The supernatural element of the film involves a group of conquistadors who have been cursed for 400 years and have been summoned to retrieve the arrowhead from Lily while she’s on her journey, with Frank piloting his ship down the river. If you get a sense of déjà vu with these cursed characters, don’t feel bad; it’s hard to not immediately think about the cursed pirates of Davie Jones’s Locker from the POTC films. Even the CGI look of the characters will have you confusing the two, but I have a theory about that, and it involves the possibility of the Pirate films being mashed up with the Jungle Cruise to deliver a story with overlapping characters. Am I reading into it? Possibly, but I still think it would be pretty cool to see.
A lot of the humor in the film comes from Lily’s brother MacGregor (Jack Whitehall). To a degree they play against stereotypes in adventure films with this character. As we see the arc of this character develop, I was happily surprised with how much I enjoyed this character. The real chemistry of the film is between Johnson and Blunt. I was relieved that they didn’t force a relationship, but instead gave these characters room to develop something deeper. We’ve all seen the cheap romance enough times that it was refreshing to see these two together.

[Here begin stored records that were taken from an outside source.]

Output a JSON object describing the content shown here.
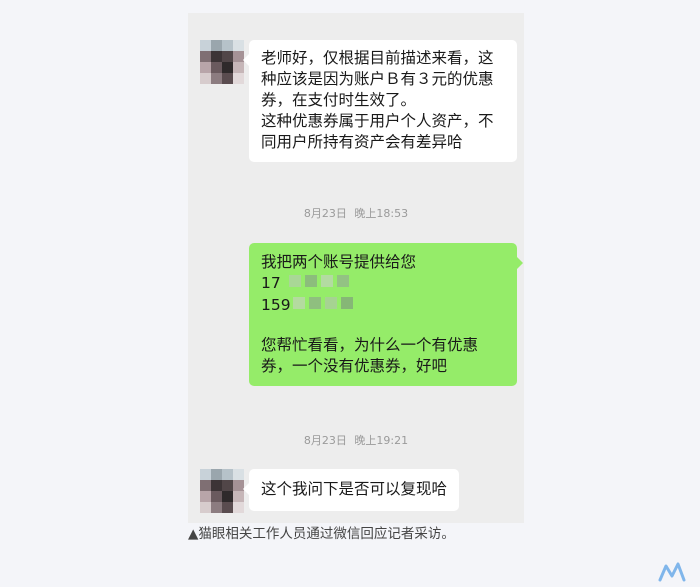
{
  "messages": [
    {
      "side": "left",
      "lines": [
        "老师好，仅根据目前描述来看，这种应该是因为账户Ｂ有３元的优惠券，在支付时生效了。",
        "这种优惠券属于用户个人资产，不同用户所持有资产会有差异哈"
      ]
    },
    {
      "side": "right",
      "intro": "我把两个账号提供给您",
      "accounts": [
        "17",
        "159"
      ],
      "question": "您帮忙看看，为什么一个有优惠券，一个没有优惠券，好吧"
    },
    {
      "side": "left",
      "lines": [
        "这个我问下是否可以复现哈"
      ]
    }
  ],
  "timestamps": [
    {
      "date": "8月23日",
      "time": "晚上18:53"
    },
    {
      "date": "8月23日",
      "time": "晚上19:21"
    }
  ],
  "caption": "▲猫眼相关工作人员通过微信回应记者采访。",
  "colors": {
    "chat_bg": "#ededed",
    "page_bg": "#f4f5f9",
    "sent_bubble": "#95ec69",
    "received_bubble": "#ffffff",
    "timestamp_text": "#9a9a9a"
  },
  "icons": {
    "avatar": "pixelated-avatar",
    "watermark": "blue-watermark-logo"
  }
}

I really enjoyed the look of this film. While I’m sure there were plenty of CGI backgrounds, some of the location footage looks great. I’m somewhat surprised there were not bigger stunts in the film; one of the biggest ones had me thinking about Avatar as the characters are climbing and running around trees at ridiculous heights that just seemed improbable. The lack of interaction with them in natural surroundings does cheapen the films a bit. It’s partially what had me hoping the film would resemble The African Queen a bit more.
While this is an adventure film, the film could have used a couple more action beats. I don’t mean that the film is boring, but I feel the film could have used some tension and suspense. Using predictable character twists doesn’t point towards tension building. While I understand where some adults may complain, this film in my eyes is entertainment bliss for my inner 12-year-old. This film isn’t after awards, but instead bringing people into theaters, and unfortunately downloading to view at home. This film is meant to be seen on a big screen, to escape the living room and the stresses of the world and just enjoy it with an audience. Director Jaume Collet-Serra stepped up to the plate and delivered a fun adventure film that had me fondly thinking back to the Richard Chamberlain film King Solomon’s Mines, and as I mentioned, 1999’s The Mummy. The film is playful and fun, and if not for COVID I feel this could have been the movie of the summer. Sure, you can bicker about the CGI and how the story feels familiar, but it seems every big-budget movie is brimming with CGI, and, well, studios seem to be afraid to tackle original concepts. If you’re looking for a film the entire family can enjoy, this is it. I’m already looking forward to a return trip with this film; hopefully you will be as well.